Supplied material
○ ○ ○ ○

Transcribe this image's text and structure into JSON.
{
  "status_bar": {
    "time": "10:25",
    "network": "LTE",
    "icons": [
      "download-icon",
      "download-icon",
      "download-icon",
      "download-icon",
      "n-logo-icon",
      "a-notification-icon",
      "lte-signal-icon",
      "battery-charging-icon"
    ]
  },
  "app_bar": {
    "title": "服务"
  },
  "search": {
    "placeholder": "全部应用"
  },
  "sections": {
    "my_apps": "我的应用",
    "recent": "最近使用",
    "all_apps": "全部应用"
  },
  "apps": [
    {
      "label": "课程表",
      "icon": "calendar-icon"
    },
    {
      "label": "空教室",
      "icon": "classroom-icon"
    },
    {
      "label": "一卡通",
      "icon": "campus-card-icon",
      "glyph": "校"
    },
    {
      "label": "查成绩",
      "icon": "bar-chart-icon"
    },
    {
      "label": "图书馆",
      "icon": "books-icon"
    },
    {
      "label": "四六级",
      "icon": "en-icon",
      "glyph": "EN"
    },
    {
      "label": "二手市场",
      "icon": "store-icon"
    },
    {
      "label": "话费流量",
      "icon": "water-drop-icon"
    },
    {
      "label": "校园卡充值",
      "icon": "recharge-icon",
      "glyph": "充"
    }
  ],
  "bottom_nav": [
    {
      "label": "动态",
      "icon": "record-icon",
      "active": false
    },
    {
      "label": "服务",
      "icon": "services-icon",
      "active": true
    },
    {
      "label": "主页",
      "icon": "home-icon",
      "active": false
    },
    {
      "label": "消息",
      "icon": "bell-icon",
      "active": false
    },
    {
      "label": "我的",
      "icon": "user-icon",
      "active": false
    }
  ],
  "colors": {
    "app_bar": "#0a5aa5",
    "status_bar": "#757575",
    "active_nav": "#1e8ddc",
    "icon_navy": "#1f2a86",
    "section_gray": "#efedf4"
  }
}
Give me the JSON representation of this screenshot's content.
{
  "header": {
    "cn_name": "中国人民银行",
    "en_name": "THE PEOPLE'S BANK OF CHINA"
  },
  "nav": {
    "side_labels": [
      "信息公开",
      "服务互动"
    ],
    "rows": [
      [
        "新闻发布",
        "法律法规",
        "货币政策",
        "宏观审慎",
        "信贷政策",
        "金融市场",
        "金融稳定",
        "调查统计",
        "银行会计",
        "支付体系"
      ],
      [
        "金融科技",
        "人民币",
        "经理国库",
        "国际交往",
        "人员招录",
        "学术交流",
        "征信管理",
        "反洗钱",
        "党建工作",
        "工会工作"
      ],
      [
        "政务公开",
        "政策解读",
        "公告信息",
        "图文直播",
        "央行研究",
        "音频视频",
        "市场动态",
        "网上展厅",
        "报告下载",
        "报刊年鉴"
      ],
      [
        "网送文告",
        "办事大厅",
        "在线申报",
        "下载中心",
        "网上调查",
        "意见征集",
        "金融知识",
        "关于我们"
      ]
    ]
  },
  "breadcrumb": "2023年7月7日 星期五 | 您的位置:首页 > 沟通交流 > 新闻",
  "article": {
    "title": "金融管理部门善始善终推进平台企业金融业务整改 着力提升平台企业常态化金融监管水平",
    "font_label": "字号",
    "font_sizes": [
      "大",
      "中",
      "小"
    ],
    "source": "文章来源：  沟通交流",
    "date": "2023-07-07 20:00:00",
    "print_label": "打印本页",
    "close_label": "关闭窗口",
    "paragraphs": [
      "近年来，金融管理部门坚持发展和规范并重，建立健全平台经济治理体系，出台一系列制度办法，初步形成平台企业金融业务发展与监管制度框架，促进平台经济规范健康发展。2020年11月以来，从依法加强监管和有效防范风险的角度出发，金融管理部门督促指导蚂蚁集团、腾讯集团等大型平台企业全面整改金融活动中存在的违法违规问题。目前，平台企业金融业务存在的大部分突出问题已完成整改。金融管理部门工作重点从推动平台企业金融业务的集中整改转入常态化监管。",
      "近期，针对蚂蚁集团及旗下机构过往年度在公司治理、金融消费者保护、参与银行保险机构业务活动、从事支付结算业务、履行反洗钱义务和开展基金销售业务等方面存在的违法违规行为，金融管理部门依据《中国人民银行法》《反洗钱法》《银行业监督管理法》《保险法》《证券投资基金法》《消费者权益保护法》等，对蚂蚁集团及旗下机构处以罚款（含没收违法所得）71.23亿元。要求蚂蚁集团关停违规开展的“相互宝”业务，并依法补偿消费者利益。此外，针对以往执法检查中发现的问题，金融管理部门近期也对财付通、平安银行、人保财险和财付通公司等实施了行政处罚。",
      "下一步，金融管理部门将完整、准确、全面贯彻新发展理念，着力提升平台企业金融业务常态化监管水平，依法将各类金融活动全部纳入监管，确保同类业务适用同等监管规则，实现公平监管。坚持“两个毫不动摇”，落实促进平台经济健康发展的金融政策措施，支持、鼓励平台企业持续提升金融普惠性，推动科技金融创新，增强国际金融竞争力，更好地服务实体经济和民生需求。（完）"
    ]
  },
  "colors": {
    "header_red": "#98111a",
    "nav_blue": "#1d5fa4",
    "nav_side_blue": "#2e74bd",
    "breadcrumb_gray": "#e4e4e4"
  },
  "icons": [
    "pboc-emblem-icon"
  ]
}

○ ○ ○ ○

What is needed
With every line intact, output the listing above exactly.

Solution for this task
Transcribe this image's text and structure into JSON.
{
  "status_bar": {
    "time": "10:25",
    "network": "LTE",
    "icons": [
      "download-icon",
      "download-icon",
      "download-icon",
      "download-icon",
      "n-logo-icon",
      "a-notification-icon",
      "lte-signal-icon",
      "battery-charging-icon"
    ]
  },
  "app_bar": {
    "title": "服务"
  },
  "search": {
    "placeholder": "全部应用"
  },
  "sections": {
    "my_apps": "我的应用",
    "recent": "最近使用",
    "all_apps": "全部应用"
  },
  "apps": [
    {
      "label": "课程表",
      "icon": "calendar-icon"
    },
    {
      "label": "空教室",
      "icon": "classroom-icon"
    },
    {
      "label": "一卡通",
      "icon": "campus-card-icon",
      "glyph": "校"
    },
    {
      "label": "查成绩",
      "icon": "bar-chart-icon"
    },
    {
      "label": "图书馆",
      "icon": "books-icon"
    },
    {
      "label": "四六级",
      "icon": "en-icon",
      "glyph": "EN"
    },
    {
      "label": "二手市场",
      "icon": "store-icon"
    },
    {
      "label": "话费流量",
      "icon": "water-drop-icon"
    },
    {
      "label": "校园卡充值",
      "icon": "recharge-icon",
      "glyph": "充"
    }
  ],
  "bottom_nav": [
    {
      "label": "动态",
      "icon": "record-icon",
      "active": false
    },
    {
      "label": "服务",
      "icon": "services-icon",
      "active": true
    },
    {
      "label": "主页",
      "icon": "home-icon",
      "active": false
    },
    {
      "label": "消息",
      "icon": "bell-icon",
      "active": false
    },
    {
      "label": "我的",
      "icon": "user-icon",
      "active": false
    }
  ],
  "colors": {
    "app_bar": "#0a5aa5",
    "status_bar": "#757575",
    "active_nav": "#1e8ddc",
    "icon_navy": "#1f2a86",
    "section_gray": "#efedf4"
  }
}
Give me the JSON representation of this screenshot's content.
{
  "header": {
    "cn_name": "中国人民银行",
    "en_name": "THE PEOPLE'S BANK OF CHINA"
  },
  "nav": {
    "side_labels": [
      "信息公开",
      "服务互动"
    ],
    "rows": [
      [
        "新闻发布",
        "法律法规",
        "货币政策",
        "宏观审慎",
        "信贷政策",
        "金融市场",
        "金融稳定",
        "调查统计",
        "银行会计",
        "支付体系"
      ],
      [
        "金融科技",
        "人民币",
        "经理国库",
        "国际交往",
        "人员招录",
        "学术交流",
        "征信管理",
        "反洗钱",
        "党建工作",
        "工会工作"
      ],
      [
        "政务公开",
        "政策解读",
        "公告信息",
        "图文直播",
        "央行研究",
        "音频视频",
        "市场动态",
        "网上展厅",
        "报告下载",
        "报刊年鉴"
      ],
      [
        "网送文告",
        "办事大厅",
        "在线申报",
        "下载中心",
        "网上调查",
        "意见征集",
        "金融知识",
        "关于我们"
      ]
    ]
  },
  "breadcrumb": "2023年7月7日 星期五 | 您的位置:首页 > 沟通交流 > 新闻",
  "article": {
    "title": "金融管理部门善始善终推进平台企业金融业务整改 着力提升平台企业常态化金融监管水平",
    "font_label": "字号",
    "font_sizes": [
      "大",
      "中",
      "小"
    ],
    "source": "文章来源：  沟通交流",
    "date": "2023-07-07 20:00:00",
    "print_label": "打印本页",
    "close_label": "关闭窗口",
    "paragraphs": [
      "近年来，金融管理部门坚持发展和规范并重，建立健全平台经济治理体系，出台一系列制度办法，初步形成平台企业金融业务发展与监管制度框架，促进平台经济规范健康发展。2020年11月以来，从依法加强监管和有效防范风险的角度出发，金融管理部门督促指导蚂蚁集团、腾讯集团等大型平台企业全面整改金融活动中存在的违法违规问题。目前，平台企业金融业务存在的大部分突出问题已完成整改。金融管理部门工作重点从推动平台企业金融业务的集中整改转入常态化监管。",
      "近期，针对蚂蚁集团及旗下机构过往年度在公司治理、金融消费者保护、参与银行保险机构业务活动、从事支付结算业务、履行反洗钱义务和开展基金销售业务等方面存在的违法违规行为，金融管理部门依据《中国人民银行法》《反洗钱法》《银行业监督管理法》《保险法》《证券投资基金法》《消费者权益保护法》等，对蚂蚁集团及旗下机构处以罚款（含没收违法所得）71.23亿元。要求蚂蚁集团关停违规开展的“相互宝”业务，并依法补偿消费者利益。此外，针对以往执法检查中发现的问题，金融管理部门近期也对财付通、平安银行、人保财险和财付通公司等实施了行政处罚。",
      "下一步，金融管理部门将完整、准确、全面贯彻新发展理念，着力提升平台企业金融业务常态化监管水平，依法将各类金融活动全部纳入监管，确保同类业务适用同等监管规则，实现公平监管。坚持“两个毫不动摇”，落实促进平台经济健康发展的金融政策措施，支持、鼓励平台企业持续提升金融普惠性，推动科技金融创新，增强国际金融竞争力，更好地服务实体经济和民生需求。（完）"
    ]
  },
  "colors": {
    "header_red": "#98111a",
    "nav_blue": "#1d5fa4",
    "nav_side_blue": "#2e74bd",
    "breadcrumb_gray": "#e4e4e4"
  },
  "icons": [
    "pboc-emblem-icon"
  ]
}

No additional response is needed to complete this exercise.